The aldermen wrote that "traffic is relatively smooth" on Devon, a four-lane thoroughfare bisected by a median along most of the route.

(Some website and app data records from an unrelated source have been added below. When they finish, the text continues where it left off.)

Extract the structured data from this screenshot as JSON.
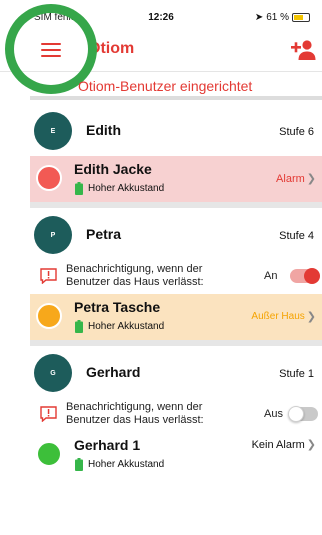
{
  "status_bar": {
    "carrier": "SIM fehlt",
    "time": "12:26",
    "battery": "61 %"
  },
  "app_bar": {
    "title": "Otiom",
    "menu_icon": "hamburger-menu-icon",
    "add_user_icon": "add-user-icon"
  },
  "banner": {
    "text": "Otiom-Benutzer eingerichtet"
  },
  "colors": {
    "accent": "#e33a34",
    "avatar": "#1d5c5b",
    "alarm_bg": "#f7d1d1",
    "away_bg": "#fbe3bf",
    "away_text": "#f5a300",
    "battery_green": "#36b64a",
    "highlight": "#36a64a"
  },
  "users": [
    {
      "initial": "E",
      "name": "Edith",
      "level": "Stufe 6",
      "device": {
        "name": "Edith Jacke",
        "battery": "Hoher Akkustand",
        "status": "Alarm",
        "state": "alarm"
      }
    },
    {
      "initial": "P",
      "name": "Petra",
      "level": "Stufe 4",
      "notification": {
        "text": "Benachrichtigung, wenn der Benutzer das Haus verlässt:",
        "state": "An",
        "enabled": true
      },
      "device": {
        "name": "Petra Tasche",
        "battery": "Hoher Akkustand",
        "status": "Außer Haus",
        "state": "away"
      }
    },
    {
      "initial": "G",
      "name": "Gerhard",
      "level": "Stufe 1",
      "notification": {
        "text": "Benachrichtigung, wenn der Benutzer das Haus verlässt:",
        "state": "Aus",
        "enabled": false
      },
      "device": {
        "name": "Gerhard 1",
        "battery": "Hoher Akkustand",
        "status": "Kein Alarm",
        "state": "ok"
      }
    }
  ]
}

The patchwork of streets converging on Edgebrook Crossing would give the bus ample opportunity to turn around at the end of its route, they added.

The "core market area" for the Devon line extension, encompassing anyone living within a quarter-mile of the route, is expected to grow in population during the next 20 years, they wrote.

The extended line would give thousands of residents in North Park, Sauganash and Edgebrook direct access to the "Little India" business corridor in West Ridge, officials said. [DNAinfo/Linze Rice]

"Currently, no one in the core market area lives within a quarter mile of an east-west bus line," the letter reads. "Some people in that area ... currently have to walk three quarters of a mile to the nearest east-west bus line."

About 25 percent of that population is 65 or older, according to census data cited by the aldermen.

Sending a CTA bus through North Park, Sauganash and Edgebrook would put those seniors within easy reach of both the ("Little India") business corridor in West Ridge and the Westfield Old Orchard Mall in suburban Skokie, officials added.

Representatives of the CTA did not immediately respond to a request for comment Wednesday.